### Problem details
A word-for-word copy of the entries is the only acceptable reply.

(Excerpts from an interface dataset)
◆ ◆ ◆ ◆

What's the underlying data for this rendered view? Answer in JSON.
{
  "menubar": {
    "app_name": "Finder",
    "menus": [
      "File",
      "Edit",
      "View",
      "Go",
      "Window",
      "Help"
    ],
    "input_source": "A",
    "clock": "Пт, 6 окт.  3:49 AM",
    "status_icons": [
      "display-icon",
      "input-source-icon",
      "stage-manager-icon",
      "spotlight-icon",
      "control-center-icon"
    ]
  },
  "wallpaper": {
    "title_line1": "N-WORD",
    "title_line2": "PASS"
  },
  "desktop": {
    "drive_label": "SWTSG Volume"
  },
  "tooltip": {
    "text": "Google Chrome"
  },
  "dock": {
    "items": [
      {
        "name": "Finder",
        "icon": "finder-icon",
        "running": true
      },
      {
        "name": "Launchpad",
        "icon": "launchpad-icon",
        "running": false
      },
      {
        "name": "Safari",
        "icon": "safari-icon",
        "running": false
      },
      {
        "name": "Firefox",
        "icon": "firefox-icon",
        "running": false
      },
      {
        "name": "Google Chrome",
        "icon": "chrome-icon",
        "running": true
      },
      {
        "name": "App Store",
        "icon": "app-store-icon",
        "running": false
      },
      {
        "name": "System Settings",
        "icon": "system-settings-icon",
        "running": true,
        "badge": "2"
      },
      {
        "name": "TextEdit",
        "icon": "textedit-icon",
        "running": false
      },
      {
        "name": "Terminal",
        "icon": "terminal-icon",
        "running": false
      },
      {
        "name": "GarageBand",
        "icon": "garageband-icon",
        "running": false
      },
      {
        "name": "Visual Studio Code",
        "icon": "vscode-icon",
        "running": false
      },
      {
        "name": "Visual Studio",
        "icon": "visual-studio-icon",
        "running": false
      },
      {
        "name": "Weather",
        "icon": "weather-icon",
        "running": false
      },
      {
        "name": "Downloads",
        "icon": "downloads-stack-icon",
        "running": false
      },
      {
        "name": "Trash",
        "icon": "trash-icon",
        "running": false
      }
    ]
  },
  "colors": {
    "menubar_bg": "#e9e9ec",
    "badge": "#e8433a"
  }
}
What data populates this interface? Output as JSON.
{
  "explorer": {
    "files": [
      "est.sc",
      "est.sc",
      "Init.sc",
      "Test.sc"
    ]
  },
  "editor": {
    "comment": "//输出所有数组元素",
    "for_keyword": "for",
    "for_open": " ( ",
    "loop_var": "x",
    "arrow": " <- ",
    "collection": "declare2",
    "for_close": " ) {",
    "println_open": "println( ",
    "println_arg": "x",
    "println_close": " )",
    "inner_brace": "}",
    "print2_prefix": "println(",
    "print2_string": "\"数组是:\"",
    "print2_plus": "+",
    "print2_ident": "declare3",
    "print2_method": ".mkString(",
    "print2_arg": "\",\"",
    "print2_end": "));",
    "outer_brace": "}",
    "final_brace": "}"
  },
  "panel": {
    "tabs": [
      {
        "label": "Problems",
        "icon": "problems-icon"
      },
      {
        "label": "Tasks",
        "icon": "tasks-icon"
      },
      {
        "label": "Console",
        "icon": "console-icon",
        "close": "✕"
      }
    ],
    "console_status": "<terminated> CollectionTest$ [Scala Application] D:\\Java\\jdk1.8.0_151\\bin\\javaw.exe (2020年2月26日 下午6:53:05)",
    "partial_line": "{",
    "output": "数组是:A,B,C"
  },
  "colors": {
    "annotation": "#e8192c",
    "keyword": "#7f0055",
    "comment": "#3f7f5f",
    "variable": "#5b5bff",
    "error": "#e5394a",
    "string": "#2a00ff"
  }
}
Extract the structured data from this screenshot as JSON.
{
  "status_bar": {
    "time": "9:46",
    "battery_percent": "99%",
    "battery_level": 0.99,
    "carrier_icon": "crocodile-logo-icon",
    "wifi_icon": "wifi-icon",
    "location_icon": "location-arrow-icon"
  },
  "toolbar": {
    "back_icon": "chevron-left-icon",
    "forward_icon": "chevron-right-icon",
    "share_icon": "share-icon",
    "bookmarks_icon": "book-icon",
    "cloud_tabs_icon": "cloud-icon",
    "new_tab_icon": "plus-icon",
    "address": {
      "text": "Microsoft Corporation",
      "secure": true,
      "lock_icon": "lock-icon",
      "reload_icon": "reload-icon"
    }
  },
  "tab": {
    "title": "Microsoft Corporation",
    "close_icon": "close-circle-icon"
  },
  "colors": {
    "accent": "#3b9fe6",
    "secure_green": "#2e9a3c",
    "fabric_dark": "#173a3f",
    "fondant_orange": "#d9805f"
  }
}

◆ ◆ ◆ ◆

### Task result
What's the underlying data for this rendered view? Answer in JSON.
{
  "menubar": {
    "app_name": "Finder",
    "menus": [
      "File",
      "Edit",
      "View",
      "Go",
      "Window",
      "Help"
    ],
    "input_source": "A",
    "clock": "Пт, 6 окт.  3:49 AM",
    "status_icons": [
      "display-icon",
      "input-source-icon",
      "stage-manager-icon",
      "spotlight-icon",
      "control-center-icon"
    ]
  },
  "wallpaper": {
    "title_line1": "N-WORD",
    "title_line2": "PASS"
  },
  "desktop": {
    "drive_label": "SWTSG Volume"
  },
  "tooltip": {
    "text": "Google Chrome"
  },
  "dock": {
    "items": [
      {
        "name": "Finder",
        "icon": "finder-icon",
        "running": true
      },
      {
        "name": "Launchpad",
        "icon": "launchpad-icon",
        "running": false
      },
      {
        "name": "Safari",
        "icon": "safari-icon",
        "running": false
      },
      {
        "name": "Firefox",
        "icon": "firefox-icon",
        "running": false
      },
      {
        "name": "Google Chrome",
        "icon": "chrome-icon",
        "running": true
      },
      {
        "name": "App Store",
        "icon": "app-store-icon",
        "running": false
      },
      {
        "name": "System Settings",
        "icon": "system-settings-icon",
        "running": true,
        "badge": "2"
      },
      {
        "name": "TextEdit",
        "icon": "textedit-icon",
        "running": false
      },
      {
        "name": "Terminal",
        "icon": "terminal-icon",
        "running": false
      },
      {
        "name": "GarageBand",
        "icon": "garageband-icon",
        "running": false
      },
      {
        "name": "Visual Studio Code",
        "icon": "vscode-icon",
        "running": false
      },
      {
        "name": "Visual Studio",
        "icon": "visual-studio-icon",
        "running": false
      },
      {
        "name": "Weather",
        "icon": "weather-icon",
        "running": false
      },
      {
        "name": "Downloads",
        "icon": "downloads-stack-icon",
        "running": false
      },
      {
        "name": "Trash",
        "icon": "trash-icon",
        "running": false
      }
    ]
  },
  "colors": {
    "menubar_bg": "#e9e9ec",
    "badge": "#e8433a"
  }
}
What data populates this interface? Output as JSON.
{
  "explorer": {
    "files": [
      "est.sc",
      "est.sc",
      "Init.sc",
      "Test.sc"
    ]
  },
  "editor": {
    "comment": "//输出所有数组元素",
    "for_keyword": "for",
    "for_open": " ( ",
    "loop_var": "x",
    "arrow": " <- ",
    "collection": "declare2",
    "for_close": " ) {",
    "println_open": "println( ",
    "println_arg": "x",
    "println_close": " )",
    "inner_brace": "}",
    "print2_prefix": "println(",
    "print2_string": "\"数组是:\"",
    "print2_plus": "+",
    "print2_ident": "declare3",
    "print2_method": ".mkString(",
    "print2_arg": "\",\"",
    "print2_end": "));",
    "outer_brace": "}",
    "final_brace": "}"
  },
  "panel": {
    "tabs": [
      {
        "label": "Problems",
        "icon": "problems-icon"
      },
      {
        "label": "Tasks",
        "icon": "tasks-icon"
      },
      {
        "label": "Console",
        "icon": "console-icon",
        "close": "✕"
      }
    ],
    "console_status": "<terminated> CollectionTest$ [Scala Application] D:\\Java\\jdk1.8.0_151\\bin\\javaw.exe (2020年2月26日 下午6:53:05)",
    "partial_line": "{",
    "output": "数组是:A,B,C"
  },
  "colors": {
    "annotation": "#e8192c",
    "keyword": "#7f0055",
    "comment": "#3f7f5f",
    "variable": "#5b5bff",
    "error": "#e5394a",
    "string": "#2a00ff"
  }
}
Extract the structured data from this screenshot as JSON.
{
  "status_bar": {
    "time": "9:46",
    "battery_percent": "99%",
    "battery_level": 0.99,
    "carrier_icon": "crocodile-logo-icon",
    "wifi_icon": "wifi-icon",
    "location_icon": "location-arrow-icon"
  },
  "toolbar": {
    "back_icon": "chevron-left-icon",
    "forward_icon": "chevron-right-icon",
    "share_icon": "share-icon",
    "bookmarks_icon": "book-icon",
    "cloud_tabs_icon": "cloud-icon",
    "new_tab_icon": "plus-icon",
    "address": {
      "text": "Microsoft Corporation",
      "secure": true,
      "lock_icon": "lock-icon",
      "reload_icon": "reload-icon"
    }
  },
  "tab": {
    "title": "Microsoft Corporation",
    "close_icon": "close-circle-icon"
  },
  "colors": {
    "accent": "#3b9fe6",
    "secure_green": "#2e9a3c",
    "fabric_dark": "#173a3f",
    "fondant_orange": "#d9805f"
  }
}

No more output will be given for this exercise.